We have only lived here for three years and two of those three years was completely consumed by my Masters work and Covid, so we have a LOT of exploring still to do. I’m not sure I’ve lived here long enough to really give a complete itinerary. When I think about favorite places that we HAVE visited though, and they are probably very touristy, they include: Breakfast at Snooze, an A.M. Eatery;Visits to the Museum of Contemporary Art, Denver Art Museum, the Museum of Nature and Science; A walk through the Botanical Gardens; Visits to the galleries; Dinner and drinks at Morin; Always a stop into HR Meininger (because I can always use more art supplies); Hockey games; A drive through Rocky Mountain Arsenal National Wildlife Refuge to see the Bison; Stays at the Stanley Hotel in Estes for the ghost tour and drives up to the Alpine visitor center in RMNP; Strolls along Pearl St in Boulder with stops into Oak on 14th, Riff’s Urban Fare, and all the other shops along the way.

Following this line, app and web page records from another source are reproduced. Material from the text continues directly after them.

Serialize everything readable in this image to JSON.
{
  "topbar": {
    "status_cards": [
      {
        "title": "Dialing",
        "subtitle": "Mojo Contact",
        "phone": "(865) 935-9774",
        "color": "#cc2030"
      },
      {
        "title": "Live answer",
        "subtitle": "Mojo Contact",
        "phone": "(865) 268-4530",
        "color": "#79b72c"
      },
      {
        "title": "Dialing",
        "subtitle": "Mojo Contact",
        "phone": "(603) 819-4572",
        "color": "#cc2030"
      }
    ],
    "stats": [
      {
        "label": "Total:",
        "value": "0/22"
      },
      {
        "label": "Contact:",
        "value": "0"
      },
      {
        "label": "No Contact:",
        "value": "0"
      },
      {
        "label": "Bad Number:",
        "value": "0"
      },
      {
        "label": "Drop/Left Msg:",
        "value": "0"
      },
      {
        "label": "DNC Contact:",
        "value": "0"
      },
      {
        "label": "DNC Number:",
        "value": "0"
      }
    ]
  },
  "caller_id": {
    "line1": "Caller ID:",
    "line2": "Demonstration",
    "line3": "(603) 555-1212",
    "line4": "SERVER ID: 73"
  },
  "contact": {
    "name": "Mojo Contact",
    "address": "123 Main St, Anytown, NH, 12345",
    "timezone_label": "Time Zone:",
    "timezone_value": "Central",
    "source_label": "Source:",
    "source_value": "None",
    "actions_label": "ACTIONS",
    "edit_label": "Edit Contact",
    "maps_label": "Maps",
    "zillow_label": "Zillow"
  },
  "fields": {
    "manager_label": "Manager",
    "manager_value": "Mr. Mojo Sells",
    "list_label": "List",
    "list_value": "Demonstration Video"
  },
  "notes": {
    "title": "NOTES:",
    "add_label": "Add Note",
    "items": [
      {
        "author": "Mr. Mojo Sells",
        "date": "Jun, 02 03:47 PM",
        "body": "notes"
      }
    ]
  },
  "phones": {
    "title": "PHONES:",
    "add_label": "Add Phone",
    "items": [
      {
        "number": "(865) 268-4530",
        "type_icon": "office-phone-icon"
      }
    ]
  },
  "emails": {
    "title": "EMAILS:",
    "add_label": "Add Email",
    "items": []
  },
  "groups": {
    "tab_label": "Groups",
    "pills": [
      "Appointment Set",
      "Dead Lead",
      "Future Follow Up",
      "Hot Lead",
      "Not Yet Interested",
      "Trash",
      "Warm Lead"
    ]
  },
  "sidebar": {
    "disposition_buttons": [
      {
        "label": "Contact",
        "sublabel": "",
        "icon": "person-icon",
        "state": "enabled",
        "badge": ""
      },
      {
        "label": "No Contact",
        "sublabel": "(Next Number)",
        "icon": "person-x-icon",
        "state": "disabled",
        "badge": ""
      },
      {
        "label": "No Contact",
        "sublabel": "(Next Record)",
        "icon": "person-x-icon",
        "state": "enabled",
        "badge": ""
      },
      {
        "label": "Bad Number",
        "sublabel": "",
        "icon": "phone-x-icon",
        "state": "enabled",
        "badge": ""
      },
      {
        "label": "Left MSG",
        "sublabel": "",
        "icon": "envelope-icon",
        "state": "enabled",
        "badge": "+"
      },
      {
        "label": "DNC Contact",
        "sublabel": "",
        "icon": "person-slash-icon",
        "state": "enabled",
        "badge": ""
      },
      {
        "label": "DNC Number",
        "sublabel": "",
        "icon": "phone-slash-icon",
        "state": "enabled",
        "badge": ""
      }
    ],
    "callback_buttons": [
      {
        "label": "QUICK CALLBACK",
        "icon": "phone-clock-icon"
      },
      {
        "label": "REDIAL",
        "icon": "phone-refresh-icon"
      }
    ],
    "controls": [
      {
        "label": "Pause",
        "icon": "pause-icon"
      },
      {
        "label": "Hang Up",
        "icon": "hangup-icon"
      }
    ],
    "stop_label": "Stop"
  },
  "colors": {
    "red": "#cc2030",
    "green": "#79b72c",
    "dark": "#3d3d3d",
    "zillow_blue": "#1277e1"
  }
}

Shoutout is all about shouting out others who you feel deserve additional recognition and exposure. Who would you like to shoutout?
Linkedin: Jamie Lindholm
Facebook: Jamie Lindholm Studio